Though Americans account for only 5 percent of the world's population, we consume 26 percent of the world's resources. Do we care about conservation? Do we even care what the rest of the world thinks of us? Yes, America is charitable, but are we charitable enough, considering what we have and what we consume?
Sudan's Darfur region has been the scene of a deadly conflict for three years now. An estimated 400,000 people are believed to have been killed, and more than 2 million have been displaced. Yet, I would guess most of us know more about who is divorcing whom in Hollywood than who is killing whom in this troubled African nation.
Even with our evening news broadcasts, we get maybe 10 minutes of international news. Then what? We get some puff piece that has nothing to do with the real issues of the world, the real pain, the real needs of our fellow man. Ten minutes. That's it. People don't care about it. Most Americans don't even vote.
William Buckley once lamented how our country's concept of freedom has changed in 200 years from one in which we sought freedom from things (such as rulers and governments that oppress the mind) to freedom to do things (to do anything we want). And, indeed, now, anything and everything goes. The individual good has replaced the common good. Raw sexuality is now mainstream. Consumerism is king.
Many people are now slaves to these "freedoms." Here's a thought: Aren't such "freedoms" just another form of tyranny?
Follow the coin.
I often hear people say the problem with our culture is that we're only rational thinkers — that we only listen to scientists at the sake of faith in God. That makes me laugh because, clearly, we don't even listen to our scientists. For instance, scientists warned us about what a powerful hurricane would do to New Orleans, and we didn't listen.

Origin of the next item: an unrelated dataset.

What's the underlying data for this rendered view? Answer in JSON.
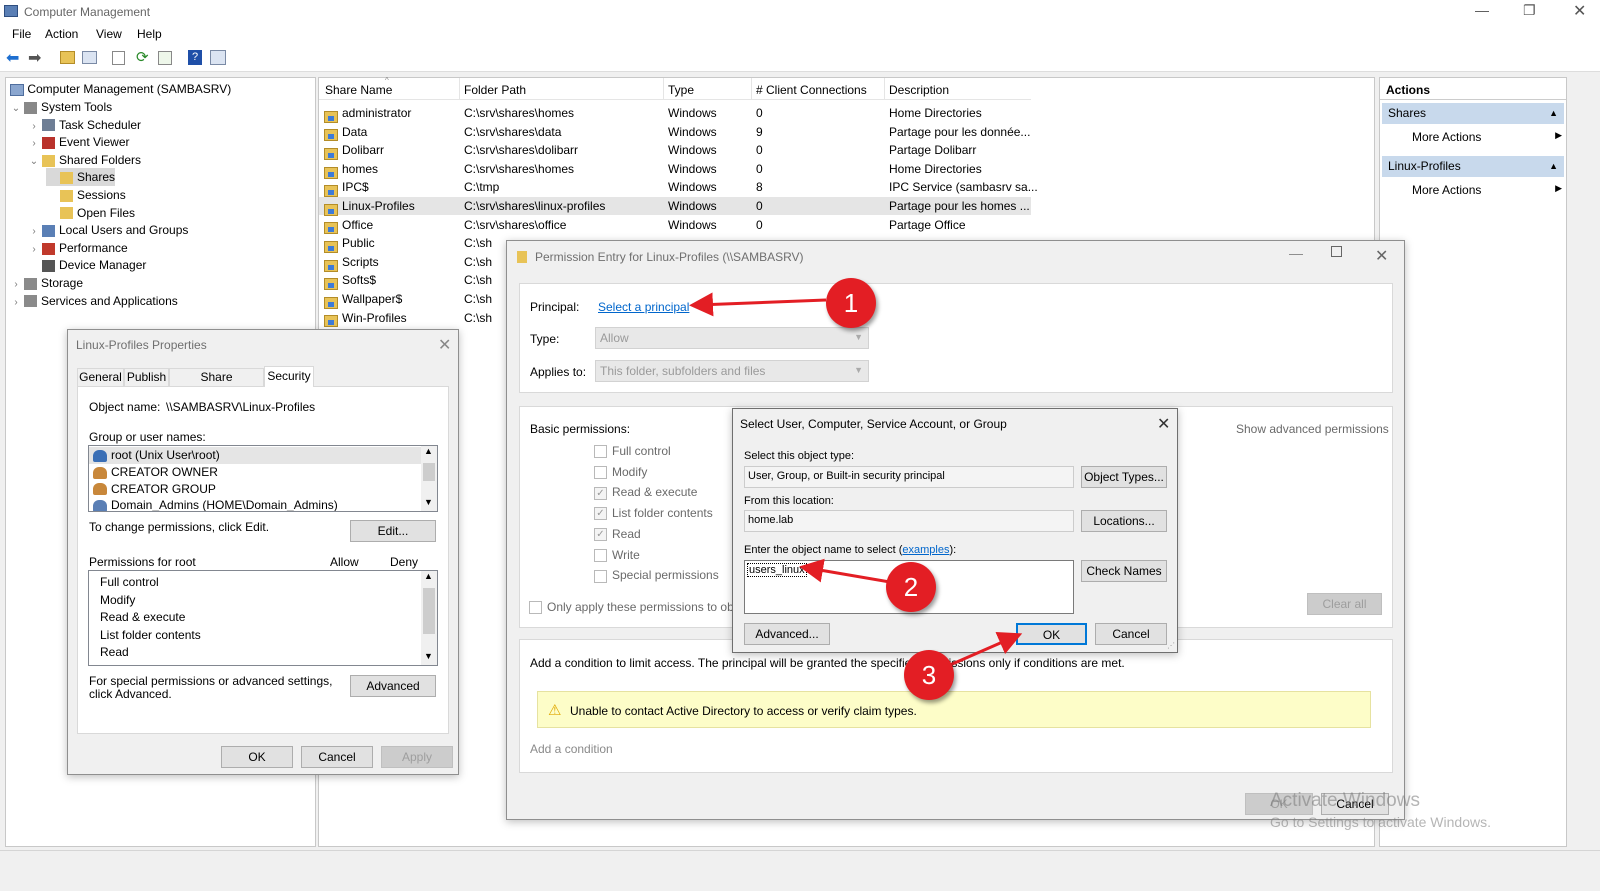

It's time to snap out of it and refocus. Jesus' message of Divine Mercy is a wake-up call — that we are responsible for each other, that the time to turn to His mercy is now.
Just because Christ says "Father, forgive them, they know not what they do" (Lk 24:34), that doesn't mean He's letting us off the hook. In the gospels, Jesus says at one point "you are worth many sparrows" (Mt 10:31). That's His way of telling us that we are too important to stay asleep like animals. This world is ours. This garden was given to Adam to manage and run. We are called to be responsible for our world and our planet.
Christ is telling us to do something different, to expand our awareness — to not sin, to not hurt our neighbor, to forgive, to make amends to those we have hurt, to not nurture a grudge, but to nurture non-violence instead.
Christ's very choosing of us, to de-hypnotize us, is an act of mercy. He wants us to focus on things that lead us to Him. It's imperative. Our world is on the brink of something. It could be on the brink of disaster or of salvation.
It's our choice.
What do you choose to do today?
Father Walter Dziordz, MIC, is Provincial Superior of the Marians' St. Stanislaus Kostka Province, based in Stockbridge, Mass.